Astronomers using the Hubble Space Telescope to confirm X-ray observations first published in 2009 have turned up the first observational evidence of mid-sized black holes.

That’s not as straightforward as it sounds. As Sydney University-based astronomer Dr Sean Farrell explained to The Register, the midrange black hole has been elusive.

“In the large galaxies, we see evidence of supermassive black holes in every one of them. And there are plenty of observations of stellar-sized black holes”.

The intermediate black hole, Dr Farrell said, has been predicted for a long time but not observed. Since the scale of the supermassive black hole scales nicely in relation to the scale of the galaxies they inhabit, it wasn’t hard to believe that a dwarf galaxy would have a suitably-sized black hole at its centre.

That’s what Dr Farrell believes his team has confirmed, in visible and infrared images of a galaxy called ESO 243-49, about 290 million light-years distant. Out towards the edge of the galaxy is a cluster of young blue stars which he argues is a dwarf galaxy, designated HLX-1*, that’s been ripped apart in a collision with ESO 243-49 – exposing the intermediate black hole at its centre.

(*HLX-1 – Hyper-Luminous X-Ray source 1. Not so many astronomers get to be the ones to attached the number 1 after a new designation.)

The black hole, he says, is estimated to be around 20,000 times the mass of our sun, and its remnant collection of stars are “what would be explained by it being a dwarf galaxy that’s been ripped apart”.

Dr Farrell said he was confident that he was looking for a black hole ever since the original X-ray observations, since those showed the characteristic X-ray signals of material in the black hole’s accretion disk. However, the optical observations turned up too much light to have come from the accretion disk alone.

HLX-1 at the edge of ESO 243-49, courtesy of the Hubble Space Telescope

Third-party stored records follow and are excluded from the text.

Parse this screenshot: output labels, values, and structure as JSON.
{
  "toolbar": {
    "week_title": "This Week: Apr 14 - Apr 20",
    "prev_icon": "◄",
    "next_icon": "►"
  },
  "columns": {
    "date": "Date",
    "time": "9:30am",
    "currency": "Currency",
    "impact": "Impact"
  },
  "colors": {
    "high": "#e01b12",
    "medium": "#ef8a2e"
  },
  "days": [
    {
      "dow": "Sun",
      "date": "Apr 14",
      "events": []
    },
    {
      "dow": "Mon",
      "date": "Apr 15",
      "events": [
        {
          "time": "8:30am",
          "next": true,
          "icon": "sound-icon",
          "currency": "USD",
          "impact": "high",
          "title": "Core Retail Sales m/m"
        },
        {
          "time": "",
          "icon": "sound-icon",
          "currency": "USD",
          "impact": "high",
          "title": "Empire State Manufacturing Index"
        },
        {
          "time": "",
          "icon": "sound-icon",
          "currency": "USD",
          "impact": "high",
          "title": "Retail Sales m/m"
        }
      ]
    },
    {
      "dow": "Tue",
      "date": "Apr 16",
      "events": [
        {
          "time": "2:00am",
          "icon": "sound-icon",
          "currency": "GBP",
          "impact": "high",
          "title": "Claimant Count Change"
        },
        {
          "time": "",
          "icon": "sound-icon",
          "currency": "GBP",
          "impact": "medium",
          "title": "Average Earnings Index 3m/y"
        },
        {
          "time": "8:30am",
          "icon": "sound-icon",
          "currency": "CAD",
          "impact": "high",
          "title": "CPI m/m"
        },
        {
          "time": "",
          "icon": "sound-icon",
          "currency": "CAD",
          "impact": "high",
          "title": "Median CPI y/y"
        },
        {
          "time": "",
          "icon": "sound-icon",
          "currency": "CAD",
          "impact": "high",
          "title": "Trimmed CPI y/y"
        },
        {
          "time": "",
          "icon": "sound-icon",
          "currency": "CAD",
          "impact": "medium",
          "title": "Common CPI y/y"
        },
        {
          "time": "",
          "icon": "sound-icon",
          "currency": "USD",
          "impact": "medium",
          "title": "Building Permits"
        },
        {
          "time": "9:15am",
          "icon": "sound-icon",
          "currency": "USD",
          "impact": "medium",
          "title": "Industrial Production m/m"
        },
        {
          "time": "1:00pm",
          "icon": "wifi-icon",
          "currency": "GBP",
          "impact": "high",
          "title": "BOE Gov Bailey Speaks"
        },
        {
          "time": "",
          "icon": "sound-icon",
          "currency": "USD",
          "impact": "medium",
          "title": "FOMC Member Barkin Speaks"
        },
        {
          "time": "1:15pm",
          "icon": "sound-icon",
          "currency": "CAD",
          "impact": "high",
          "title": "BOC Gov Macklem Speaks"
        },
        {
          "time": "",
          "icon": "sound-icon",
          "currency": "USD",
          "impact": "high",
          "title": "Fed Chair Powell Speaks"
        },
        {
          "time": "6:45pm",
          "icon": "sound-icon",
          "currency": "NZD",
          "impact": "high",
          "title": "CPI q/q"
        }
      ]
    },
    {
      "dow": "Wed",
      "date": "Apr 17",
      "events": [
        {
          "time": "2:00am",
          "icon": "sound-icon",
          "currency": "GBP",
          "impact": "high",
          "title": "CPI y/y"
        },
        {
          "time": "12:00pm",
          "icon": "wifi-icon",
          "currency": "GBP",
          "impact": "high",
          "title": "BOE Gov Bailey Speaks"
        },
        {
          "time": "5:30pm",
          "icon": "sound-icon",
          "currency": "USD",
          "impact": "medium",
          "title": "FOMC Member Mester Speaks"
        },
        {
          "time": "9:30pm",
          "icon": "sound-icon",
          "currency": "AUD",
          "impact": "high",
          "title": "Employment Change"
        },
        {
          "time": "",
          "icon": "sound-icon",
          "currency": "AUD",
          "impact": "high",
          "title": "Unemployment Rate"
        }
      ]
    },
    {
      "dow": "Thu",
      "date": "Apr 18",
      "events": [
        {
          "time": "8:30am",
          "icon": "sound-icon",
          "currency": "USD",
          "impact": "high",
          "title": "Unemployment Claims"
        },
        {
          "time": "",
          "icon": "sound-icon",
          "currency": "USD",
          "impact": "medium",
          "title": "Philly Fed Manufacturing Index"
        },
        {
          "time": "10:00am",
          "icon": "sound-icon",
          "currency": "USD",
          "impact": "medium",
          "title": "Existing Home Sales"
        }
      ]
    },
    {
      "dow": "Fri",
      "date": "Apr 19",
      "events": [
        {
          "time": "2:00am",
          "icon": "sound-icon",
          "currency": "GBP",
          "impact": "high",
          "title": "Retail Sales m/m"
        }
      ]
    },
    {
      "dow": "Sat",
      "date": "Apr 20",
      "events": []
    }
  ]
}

There were, he told The Register, two possible solutions that could explain what was observed from the X-ray observations and the Hubble images: either a young cluster of stars centered on a black hole, or a very old cluster with a very bright gas disk.

“The problem with the ‘old cluster’ scenario is that it required too bright an accretion disk”, Dr Farrell said.

As well, he said, it appears that “this was a dwarf galaxy that has recently punched its way through a larger galaxy – that would have compressed the gas in the dwarf galaxy, and triggered star formation.”

The large version of the Hubble image is here, and the Hubble announcement is here. Dr Farrell's article can be seen at Arxiv, here

Boost IT visibility and business value

More from The Register

next story
Just TWO climate committee MPs contradict IPCC: The two with SCIENCE degrees
'Greenhouse effect is real, but as for the rest of it ...'
Asteroid's DINO KILLING SPREE just bad luck – boffins
Sauricide WASN'T inevitable, reckon scientists
Flamewars in SPAAACE: cooler fires hint at energy efficiency
Experiment aboard ISS shows we should all chill out for cleaner engines
Brit amateur payload set to complete full circle around PLANET EARTH
Ultralight solar radio tracker in glorious 25,000km almost-space odyssey
NASA Mars rover FINALLY equals 1973 Soviet benchmark
Yet to surpass ancient Greek one, however
Famous 'Dish' radio telescope to be emptied in budget crisis: CSIRO
Radio astronomy suffering to protect Square Kilometre Array
prev story

Whitepapers

Implementing global e-invoicing with guaranteed legal certainty
Explaining the role local tax compliance plays in successful supply chain management and e-business and how leading global brands are addressing this.
Boost IT visibility and business value
How building a great service catalog relieves pressure points and demonstrates the value of IT service management.
Why and how to choose the right cloud vendor
The benefits of cloud-based storage in your processes. Eliminate onsite, disk-based backup and archiving in favor of cloud-based data protection.
The Essential Guide to IT Transformation
ServiceNow discusses three IT transformations that can help CIO's automate IT services to transform IT and the enterprise.
Maximize storage efficiency across the enterprise
The HP StoreOnce backup solution offers highly flexible, centrally managed, and highly efficient data protection for any enterprise.